The Guardian newspaper’s media columnist Roy Greenslade also defended The Sun’s decision to publish: “Once the newspaper had obtained the film, what was it supposed to do?” he asked. “Suppress it? Hand it in to the palace? It was bound to publish it and, in so doing, make as much noise about it as possible. I can understand that the Queen thinks its publication ‘disappointing,’ but it hardly merits condemnation. After all, although a little embarrassing for the 89-year-old monarch, it is not going to change anyone’s view of her. People will see the incident for what it was – a politically unaware child doing the bidding of her uncle and her mother. So she will not suffer a backlash from the British public.”
The Sun’s managing editor Stig Abel called it “a historical document that really sheds some insight into the behavior of Edward VIII.” Abel added, in a radio interview, that he understood that the Royal Family “don’t like this coming out but I also feel, on a relatively purist basis, that the role of journalists and the media is to bring to light things that happened.”
The up-market Independent argued, by contrast, that “the footage of the Queen as a child in 1933 giving a Nazi salute should have stayed unseen. This newspaper would not have published it. Naturally there is huge interest in the footage, but public interest is not the same as being in the public interest, and The Sun’s attempt to defend publication fails to meet that test… Scrutiny is one thing; prurience is quite another.”
The headline on The Sun story Saturday punned: “Their Royal Heilnesses” — a reference to the “Heil Hitler” greeting used in Nazi Germany. A smaller headline elaborated: “Secret 1933 film shows Edward VIII teaching this Nazi salute to the Queen.”
The article said the “astonishing home movie” had never previously been seen. The paper also used a separate photograph of Hitler saluting to emphasize the parallel gestures.

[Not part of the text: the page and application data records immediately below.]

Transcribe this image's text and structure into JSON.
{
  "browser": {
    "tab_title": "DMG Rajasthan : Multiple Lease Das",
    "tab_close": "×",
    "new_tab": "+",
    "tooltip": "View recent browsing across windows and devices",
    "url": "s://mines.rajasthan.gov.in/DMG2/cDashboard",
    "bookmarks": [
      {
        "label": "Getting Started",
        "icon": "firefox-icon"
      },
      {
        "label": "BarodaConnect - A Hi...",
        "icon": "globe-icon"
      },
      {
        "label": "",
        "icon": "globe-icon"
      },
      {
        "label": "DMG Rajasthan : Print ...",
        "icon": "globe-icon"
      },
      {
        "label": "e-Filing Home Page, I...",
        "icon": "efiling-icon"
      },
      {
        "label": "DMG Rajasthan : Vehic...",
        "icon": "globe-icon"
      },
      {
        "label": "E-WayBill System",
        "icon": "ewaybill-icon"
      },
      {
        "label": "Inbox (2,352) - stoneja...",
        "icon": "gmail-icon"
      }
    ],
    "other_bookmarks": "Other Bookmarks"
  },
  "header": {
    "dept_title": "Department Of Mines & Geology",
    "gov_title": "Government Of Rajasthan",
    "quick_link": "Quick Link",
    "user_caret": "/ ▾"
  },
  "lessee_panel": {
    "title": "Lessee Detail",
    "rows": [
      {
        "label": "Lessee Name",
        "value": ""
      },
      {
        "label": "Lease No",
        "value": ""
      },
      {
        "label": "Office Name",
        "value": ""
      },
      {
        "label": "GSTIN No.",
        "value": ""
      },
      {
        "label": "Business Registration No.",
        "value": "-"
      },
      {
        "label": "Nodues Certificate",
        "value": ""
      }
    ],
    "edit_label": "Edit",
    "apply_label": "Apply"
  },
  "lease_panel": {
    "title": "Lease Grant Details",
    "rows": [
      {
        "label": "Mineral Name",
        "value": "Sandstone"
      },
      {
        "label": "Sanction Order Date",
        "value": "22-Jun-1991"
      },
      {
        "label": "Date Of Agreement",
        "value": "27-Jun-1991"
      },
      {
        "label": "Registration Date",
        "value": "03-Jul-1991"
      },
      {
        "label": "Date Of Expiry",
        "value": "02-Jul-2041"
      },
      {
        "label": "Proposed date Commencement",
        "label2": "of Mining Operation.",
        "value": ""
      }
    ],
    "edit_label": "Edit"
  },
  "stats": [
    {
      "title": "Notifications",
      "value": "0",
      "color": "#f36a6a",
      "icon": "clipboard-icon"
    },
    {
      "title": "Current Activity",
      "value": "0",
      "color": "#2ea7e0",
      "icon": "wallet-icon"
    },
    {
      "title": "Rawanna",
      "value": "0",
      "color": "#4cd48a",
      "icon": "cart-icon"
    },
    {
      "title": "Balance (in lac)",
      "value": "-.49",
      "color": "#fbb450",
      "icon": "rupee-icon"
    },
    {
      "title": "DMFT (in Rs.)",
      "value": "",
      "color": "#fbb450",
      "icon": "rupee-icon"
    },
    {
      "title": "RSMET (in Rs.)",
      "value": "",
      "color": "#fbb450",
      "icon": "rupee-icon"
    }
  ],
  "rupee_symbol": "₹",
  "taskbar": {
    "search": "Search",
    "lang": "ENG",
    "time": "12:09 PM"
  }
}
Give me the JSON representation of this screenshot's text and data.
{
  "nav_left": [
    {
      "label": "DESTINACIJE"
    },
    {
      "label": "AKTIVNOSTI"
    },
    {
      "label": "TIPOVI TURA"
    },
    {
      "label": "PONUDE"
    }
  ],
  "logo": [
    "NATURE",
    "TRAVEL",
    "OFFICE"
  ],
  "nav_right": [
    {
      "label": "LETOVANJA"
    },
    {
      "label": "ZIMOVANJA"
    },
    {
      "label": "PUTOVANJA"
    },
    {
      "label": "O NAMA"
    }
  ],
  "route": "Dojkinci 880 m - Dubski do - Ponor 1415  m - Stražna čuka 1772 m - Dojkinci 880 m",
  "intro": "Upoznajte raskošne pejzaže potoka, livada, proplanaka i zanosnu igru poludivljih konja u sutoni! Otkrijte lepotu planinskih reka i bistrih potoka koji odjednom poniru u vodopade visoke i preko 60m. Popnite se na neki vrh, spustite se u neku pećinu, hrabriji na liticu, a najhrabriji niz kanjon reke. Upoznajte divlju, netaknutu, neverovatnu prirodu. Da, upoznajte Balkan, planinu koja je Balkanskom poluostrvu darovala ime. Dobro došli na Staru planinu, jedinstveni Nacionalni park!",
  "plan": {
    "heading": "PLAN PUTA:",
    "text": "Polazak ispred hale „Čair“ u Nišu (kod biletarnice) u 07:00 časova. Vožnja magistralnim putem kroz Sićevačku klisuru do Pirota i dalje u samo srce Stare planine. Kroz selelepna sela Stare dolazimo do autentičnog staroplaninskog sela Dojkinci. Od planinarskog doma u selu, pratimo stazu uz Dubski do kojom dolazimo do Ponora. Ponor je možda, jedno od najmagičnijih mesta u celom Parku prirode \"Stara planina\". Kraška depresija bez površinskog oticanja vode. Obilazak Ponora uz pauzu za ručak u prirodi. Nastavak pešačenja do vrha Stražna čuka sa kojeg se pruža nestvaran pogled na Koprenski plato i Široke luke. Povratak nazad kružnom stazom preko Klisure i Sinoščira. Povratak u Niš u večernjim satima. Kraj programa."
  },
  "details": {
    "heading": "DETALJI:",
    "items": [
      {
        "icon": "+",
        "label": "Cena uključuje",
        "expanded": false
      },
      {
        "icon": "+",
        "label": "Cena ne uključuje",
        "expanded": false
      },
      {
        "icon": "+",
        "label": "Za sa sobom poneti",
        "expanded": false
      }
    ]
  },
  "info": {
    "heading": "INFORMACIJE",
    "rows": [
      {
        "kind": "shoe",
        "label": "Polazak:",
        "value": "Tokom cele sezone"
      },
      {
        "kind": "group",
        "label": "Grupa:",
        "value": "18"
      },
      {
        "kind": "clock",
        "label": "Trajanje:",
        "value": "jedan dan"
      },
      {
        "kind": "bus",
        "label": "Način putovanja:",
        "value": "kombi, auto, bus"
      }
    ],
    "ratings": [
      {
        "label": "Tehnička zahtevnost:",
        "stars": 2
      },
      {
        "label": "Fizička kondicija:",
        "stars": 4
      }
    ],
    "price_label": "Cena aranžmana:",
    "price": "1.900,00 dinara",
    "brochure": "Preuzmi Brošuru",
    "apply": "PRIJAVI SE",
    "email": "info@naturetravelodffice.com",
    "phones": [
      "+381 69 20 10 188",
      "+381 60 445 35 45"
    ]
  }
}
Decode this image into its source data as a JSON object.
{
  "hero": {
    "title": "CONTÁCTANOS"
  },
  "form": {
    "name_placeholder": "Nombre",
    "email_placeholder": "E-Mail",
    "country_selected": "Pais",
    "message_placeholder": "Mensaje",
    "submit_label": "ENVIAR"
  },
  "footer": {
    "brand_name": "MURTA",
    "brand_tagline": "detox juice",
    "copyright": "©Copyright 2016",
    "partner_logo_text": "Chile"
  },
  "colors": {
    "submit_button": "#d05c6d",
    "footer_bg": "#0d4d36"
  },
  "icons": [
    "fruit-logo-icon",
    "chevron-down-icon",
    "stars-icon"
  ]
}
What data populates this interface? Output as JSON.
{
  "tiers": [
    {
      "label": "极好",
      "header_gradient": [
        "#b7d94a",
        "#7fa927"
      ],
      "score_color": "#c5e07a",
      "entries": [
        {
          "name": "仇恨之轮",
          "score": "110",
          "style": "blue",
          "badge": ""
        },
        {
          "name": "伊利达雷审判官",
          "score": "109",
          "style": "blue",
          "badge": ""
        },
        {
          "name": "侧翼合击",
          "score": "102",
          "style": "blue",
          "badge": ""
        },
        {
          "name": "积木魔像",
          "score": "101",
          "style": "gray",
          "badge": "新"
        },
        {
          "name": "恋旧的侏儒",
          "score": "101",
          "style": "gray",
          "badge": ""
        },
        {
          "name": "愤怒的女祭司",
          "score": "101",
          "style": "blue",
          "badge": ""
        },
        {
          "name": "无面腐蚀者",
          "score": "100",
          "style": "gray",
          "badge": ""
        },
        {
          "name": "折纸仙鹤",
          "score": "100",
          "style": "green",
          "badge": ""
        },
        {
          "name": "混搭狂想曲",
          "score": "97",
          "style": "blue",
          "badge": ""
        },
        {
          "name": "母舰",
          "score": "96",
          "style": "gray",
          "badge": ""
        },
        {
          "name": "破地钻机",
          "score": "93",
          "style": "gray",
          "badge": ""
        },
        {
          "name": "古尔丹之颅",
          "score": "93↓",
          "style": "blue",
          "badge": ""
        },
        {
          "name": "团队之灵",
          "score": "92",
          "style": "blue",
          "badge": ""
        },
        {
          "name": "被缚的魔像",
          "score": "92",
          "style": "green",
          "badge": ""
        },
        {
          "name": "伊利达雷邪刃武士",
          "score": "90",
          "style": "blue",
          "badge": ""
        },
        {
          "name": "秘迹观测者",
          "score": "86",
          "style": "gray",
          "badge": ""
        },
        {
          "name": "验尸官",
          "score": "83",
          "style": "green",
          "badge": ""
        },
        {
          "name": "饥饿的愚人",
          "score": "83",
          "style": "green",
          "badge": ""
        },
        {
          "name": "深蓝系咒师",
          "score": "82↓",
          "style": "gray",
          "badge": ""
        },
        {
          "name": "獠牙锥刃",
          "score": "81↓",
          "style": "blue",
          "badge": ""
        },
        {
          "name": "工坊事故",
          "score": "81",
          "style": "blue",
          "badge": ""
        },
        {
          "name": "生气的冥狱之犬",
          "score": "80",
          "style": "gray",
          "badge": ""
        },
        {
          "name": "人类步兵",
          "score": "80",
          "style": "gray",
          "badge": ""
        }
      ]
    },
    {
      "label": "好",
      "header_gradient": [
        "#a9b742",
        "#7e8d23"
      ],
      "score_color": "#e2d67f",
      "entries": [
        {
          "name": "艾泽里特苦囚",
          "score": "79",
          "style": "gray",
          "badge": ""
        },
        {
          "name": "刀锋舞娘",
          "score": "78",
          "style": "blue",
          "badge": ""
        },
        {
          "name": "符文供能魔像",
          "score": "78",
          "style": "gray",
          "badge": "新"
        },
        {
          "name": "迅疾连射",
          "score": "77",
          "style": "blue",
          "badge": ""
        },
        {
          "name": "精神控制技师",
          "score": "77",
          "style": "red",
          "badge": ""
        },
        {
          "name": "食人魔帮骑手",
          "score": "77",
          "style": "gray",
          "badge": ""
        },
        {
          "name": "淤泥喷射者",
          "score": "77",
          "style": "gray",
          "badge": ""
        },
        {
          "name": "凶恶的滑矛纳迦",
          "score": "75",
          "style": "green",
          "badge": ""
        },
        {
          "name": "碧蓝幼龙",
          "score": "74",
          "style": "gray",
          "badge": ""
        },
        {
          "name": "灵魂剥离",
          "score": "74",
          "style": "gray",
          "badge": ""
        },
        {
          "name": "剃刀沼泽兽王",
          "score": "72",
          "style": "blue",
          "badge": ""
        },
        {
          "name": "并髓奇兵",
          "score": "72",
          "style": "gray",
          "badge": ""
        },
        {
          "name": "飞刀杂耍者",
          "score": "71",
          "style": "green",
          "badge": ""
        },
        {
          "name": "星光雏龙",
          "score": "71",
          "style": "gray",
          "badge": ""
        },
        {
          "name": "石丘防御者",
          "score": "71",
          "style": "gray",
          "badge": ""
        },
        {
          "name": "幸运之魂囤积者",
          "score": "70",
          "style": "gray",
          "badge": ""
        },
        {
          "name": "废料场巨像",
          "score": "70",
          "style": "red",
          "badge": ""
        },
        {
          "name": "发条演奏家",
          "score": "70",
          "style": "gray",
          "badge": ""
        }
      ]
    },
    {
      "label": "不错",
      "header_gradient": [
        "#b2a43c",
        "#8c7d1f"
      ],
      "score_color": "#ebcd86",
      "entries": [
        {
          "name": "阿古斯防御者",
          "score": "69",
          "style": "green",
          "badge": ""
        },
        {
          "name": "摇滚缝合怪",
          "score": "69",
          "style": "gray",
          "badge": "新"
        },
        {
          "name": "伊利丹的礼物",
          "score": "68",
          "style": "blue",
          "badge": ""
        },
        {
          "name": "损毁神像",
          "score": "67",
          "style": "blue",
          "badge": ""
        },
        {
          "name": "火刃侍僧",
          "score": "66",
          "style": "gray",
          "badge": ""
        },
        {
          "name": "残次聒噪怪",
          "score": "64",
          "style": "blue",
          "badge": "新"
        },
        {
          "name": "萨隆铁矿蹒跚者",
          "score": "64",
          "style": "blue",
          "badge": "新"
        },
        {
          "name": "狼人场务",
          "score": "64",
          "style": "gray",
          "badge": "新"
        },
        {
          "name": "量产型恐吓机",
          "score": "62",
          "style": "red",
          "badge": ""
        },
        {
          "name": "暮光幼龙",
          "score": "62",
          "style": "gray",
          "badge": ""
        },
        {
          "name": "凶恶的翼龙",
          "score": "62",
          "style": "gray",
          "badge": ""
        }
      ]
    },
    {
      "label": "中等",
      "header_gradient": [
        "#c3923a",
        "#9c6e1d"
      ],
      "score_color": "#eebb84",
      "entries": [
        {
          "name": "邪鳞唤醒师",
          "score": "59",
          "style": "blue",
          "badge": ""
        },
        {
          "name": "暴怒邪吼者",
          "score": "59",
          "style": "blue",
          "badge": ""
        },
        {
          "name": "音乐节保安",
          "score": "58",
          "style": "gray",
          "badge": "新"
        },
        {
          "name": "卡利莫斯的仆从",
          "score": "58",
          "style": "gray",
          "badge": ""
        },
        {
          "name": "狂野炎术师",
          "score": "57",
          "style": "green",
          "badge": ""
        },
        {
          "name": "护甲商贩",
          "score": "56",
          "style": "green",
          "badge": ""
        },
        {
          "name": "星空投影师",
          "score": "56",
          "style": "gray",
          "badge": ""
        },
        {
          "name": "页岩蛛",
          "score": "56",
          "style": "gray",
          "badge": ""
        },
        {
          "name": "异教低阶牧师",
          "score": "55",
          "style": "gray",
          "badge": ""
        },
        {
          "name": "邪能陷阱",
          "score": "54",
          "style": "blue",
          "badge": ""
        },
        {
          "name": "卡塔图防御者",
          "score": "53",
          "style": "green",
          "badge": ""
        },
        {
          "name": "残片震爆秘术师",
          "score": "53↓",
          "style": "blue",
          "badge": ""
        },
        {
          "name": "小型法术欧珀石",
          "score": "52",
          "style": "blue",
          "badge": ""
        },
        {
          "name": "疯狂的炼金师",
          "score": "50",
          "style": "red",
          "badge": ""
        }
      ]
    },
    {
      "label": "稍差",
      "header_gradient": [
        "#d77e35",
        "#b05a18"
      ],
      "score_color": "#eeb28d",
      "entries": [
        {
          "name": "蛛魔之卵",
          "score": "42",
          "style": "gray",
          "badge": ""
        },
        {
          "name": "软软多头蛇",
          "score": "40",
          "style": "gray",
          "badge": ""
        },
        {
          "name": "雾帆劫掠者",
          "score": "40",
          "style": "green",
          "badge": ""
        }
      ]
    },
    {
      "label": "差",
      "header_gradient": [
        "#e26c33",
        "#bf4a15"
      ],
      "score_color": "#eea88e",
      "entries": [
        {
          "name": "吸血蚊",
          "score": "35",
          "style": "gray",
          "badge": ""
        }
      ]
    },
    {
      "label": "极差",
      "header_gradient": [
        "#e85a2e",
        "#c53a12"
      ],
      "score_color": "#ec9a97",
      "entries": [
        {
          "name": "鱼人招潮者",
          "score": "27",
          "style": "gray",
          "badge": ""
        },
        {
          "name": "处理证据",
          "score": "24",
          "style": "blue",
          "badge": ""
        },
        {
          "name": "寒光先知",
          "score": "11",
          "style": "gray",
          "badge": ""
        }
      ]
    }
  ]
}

“It is disappointing that film shot eight decades ago and apparently from HM’s (her majesty’s) personal family archive has been obtained and exploited in this manner,” a spokesman for Buckingham Palace said in a statement.
Ten years ago, it was also The Sun, a tabloid and Britain’s top-selling newspaper, which published a photograph of Prince Harry wearing a swastika armband to a friend’s fancy dress party. The fifth in line to the throne later apologized.
The precise nature of Edward’s links to the Nazis are still debated in Britain, with some historians accusing him of being sympathetic to Adolf Hitler’s regime.
He met Hitler in Germany in 1937 after having abdicated as king the previous year over his desire to marry US divorcee Wallis Simpson.
A royal source speaking on condition of anonymity said that the queen would have been “entirely innocent of attaching any meaning to these gestures” at such a young age.
“The queen and her family’s service and dedication to the welfare of this nation during the war (World War II) and the 63 years the queen has spent building relations between nations and peoples speaks for itself,” the source added.
The source also claimed that “no one at that time had any sense how it (the situation in Germany) would evolve.”
The affection in which many Britons still hold the Queen Mother, who died in 2002, is based on her and husband King George VI’s decision to stay in London during World War II and visit bomb sites caused by German aerial attacks known as The Blitz.
Hitler became German leader in 1933. By the end of World War II 12 years later, millions of people had been killed in concentration camps, six million of them Jews.
The queen paid a state visit to Germany last month during which she went to Bergen-Belsen, her first visit to a former Nazi camp, where some 52,000 people died, including teenage Jewish diarist Anne Frank.
Times of Israel staff contributed to this report.